Historically management provided IT with a listing of assets for review. This listing was maintained to track physical assets and software for depreciation purposes. As our reliance on technology has increased, this listing has grown, and now some IT departments are independently tracking their assets. If your IT department doesn’t have a complete inventory of your hardware and software assets, you may want to create one now. As you will see, it is becoming increasingly more important in today’s interconnected environment to identify all your assets to help prevent a security breach.
We have seen a growing number of security breaches in both large and small companies alike (i.e. -Sony, Target, and Home Depot). Each of these security breaches can be attributed to some extent to a lack of cybersecurity preparedness. In a recent Fortune article, the President and CEO of the Council of Cybersecurity discussed four measures that can be used to prevent up-to 80% of all known cybersecurity attacks. I will only discuss two of these measures in this article today because we have covered the other measure in past articles. The measures below are a critical step in protecting your infrastructure and are included in the Cybersecurity Framework released by the National Institute of Standards and Technology’s (NIST).
Measures to Improve Cybersecurity
Perform periodic hardware inventories – Having a complete and accurate inventory of all your technology assets is one of the first steps in protecting your network and sensitive data. NIST’s Cybersecurity Framework lists this as their first step in evaluating and protecting your infrastructure (ID.AM-1). It is important to identify all connected devices because every connected device has the potential to be exploited. If old or outdated hardware exists on your network and you don’t know about it then it provides a launching point for an attack. Keeping a current list of hardware allows your security team to identify outdated hardware and replace or remove it, increasing security.
Perform periodic software inventories – The most recent reported cybersecurity attacks have occurred through either exploited software of through software installed by an end user. While it is important to identify the physical devices deployed, it is just as important to inventory the software applications installed. NIST includes this as the second step in identifying potential risks (ID.AM-2). Identifying installed software can help the IT department reduce security risks. When IT is aware of the software deployed, they are able to monitor these applications for security updates and patches. Unsupported software should be identified and removed to reduce the potential attack surface.
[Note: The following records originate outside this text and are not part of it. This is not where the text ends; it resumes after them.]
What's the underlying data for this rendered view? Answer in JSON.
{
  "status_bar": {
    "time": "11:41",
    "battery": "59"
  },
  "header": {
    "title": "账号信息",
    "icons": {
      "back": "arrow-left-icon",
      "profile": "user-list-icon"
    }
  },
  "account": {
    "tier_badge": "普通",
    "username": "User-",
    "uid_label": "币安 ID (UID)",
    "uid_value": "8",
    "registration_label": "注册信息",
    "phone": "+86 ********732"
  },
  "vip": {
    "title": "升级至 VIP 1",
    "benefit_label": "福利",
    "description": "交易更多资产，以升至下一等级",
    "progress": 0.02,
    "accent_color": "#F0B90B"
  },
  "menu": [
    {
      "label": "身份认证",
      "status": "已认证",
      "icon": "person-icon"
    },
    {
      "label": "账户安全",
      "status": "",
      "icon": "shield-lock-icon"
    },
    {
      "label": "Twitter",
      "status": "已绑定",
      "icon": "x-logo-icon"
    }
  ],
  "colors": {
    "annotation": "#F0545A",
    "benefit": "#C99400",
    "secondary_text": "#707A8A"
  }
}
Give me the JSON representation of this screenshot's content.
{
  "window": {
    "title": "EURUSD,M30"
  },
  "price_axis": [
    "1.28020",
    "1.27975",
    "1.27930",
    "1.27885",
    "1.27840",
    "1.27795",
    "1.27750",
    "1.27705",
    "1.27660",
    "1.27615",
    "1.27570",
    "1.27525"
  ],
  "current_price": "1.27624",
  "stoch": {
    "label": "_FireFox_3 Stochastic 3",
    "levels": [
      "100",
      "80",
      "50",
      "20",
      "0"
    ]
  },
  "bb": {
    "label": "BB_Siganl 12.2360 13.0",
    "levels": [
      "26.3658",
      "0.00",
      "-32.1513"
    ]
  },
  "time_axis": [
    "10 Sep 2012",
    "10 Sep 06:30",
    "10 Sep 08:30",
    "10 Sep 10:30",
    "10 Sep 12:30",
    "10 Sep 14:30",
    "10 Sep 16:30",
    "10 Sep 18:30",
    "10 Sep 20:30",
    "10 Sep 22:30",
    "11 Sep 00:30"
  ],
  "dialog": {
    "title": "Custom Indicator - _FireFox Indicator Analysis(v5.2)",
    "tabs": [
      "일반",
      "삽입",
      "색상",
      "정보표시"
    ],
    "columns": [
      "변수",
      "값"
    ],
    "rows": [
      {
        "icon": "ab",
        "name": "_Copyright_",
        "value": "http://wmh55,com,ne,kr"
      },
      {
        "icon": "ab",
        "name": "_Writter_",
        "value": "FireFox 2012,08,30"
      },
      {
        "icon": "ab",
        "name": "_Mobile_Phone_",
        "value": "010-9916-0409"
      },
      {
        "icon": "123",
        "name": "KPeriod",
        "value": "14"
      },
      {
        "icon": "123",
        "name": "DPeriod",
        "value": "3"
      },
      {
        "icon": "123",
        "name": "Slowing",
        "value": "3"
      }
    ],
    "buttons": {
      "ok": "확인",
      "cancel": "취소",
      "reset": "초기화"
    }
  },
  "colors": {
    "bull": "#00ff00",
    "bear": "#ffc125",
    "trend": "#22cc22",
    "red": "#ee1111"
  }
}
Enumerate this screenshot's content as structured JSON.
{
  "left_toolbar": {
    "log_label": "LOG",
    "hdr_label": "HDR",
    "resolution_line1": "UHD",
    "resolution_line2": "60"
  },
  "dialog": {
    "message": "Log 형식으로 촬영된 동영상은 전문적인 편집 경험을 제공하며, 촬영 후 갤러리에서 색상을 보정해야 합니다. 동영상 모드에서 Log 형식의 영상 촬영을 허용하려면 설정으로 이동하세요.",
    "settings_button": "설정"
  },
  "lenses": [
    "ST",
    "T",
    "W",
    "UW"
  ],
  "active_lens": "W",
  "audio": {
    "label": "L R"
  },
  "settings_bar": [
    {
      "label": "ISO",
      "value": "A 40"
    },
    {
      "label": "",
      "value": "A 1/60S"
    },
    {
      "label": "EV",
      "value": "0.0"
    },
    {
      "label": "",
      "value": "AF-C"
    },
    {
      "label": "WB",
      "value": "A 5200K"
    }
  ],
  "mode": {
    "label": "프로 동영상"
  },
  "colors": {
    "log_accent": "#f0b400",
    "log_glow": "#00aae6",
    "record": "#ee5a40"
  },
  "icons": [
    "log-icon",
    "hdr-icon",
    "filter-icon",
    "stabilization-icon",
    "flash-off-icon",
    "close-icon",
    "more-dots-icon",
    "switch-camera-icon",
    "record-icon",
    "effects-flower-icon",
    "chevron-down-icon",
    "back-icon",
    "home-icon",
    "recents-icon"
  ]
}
While asset management has traditionally been used for financial purposes, these listings will become increasingly more important in managing a business’ technology footprint. Various software applications can be used to perform these inventories, but as mentioned above the most important factor is knowing what exists.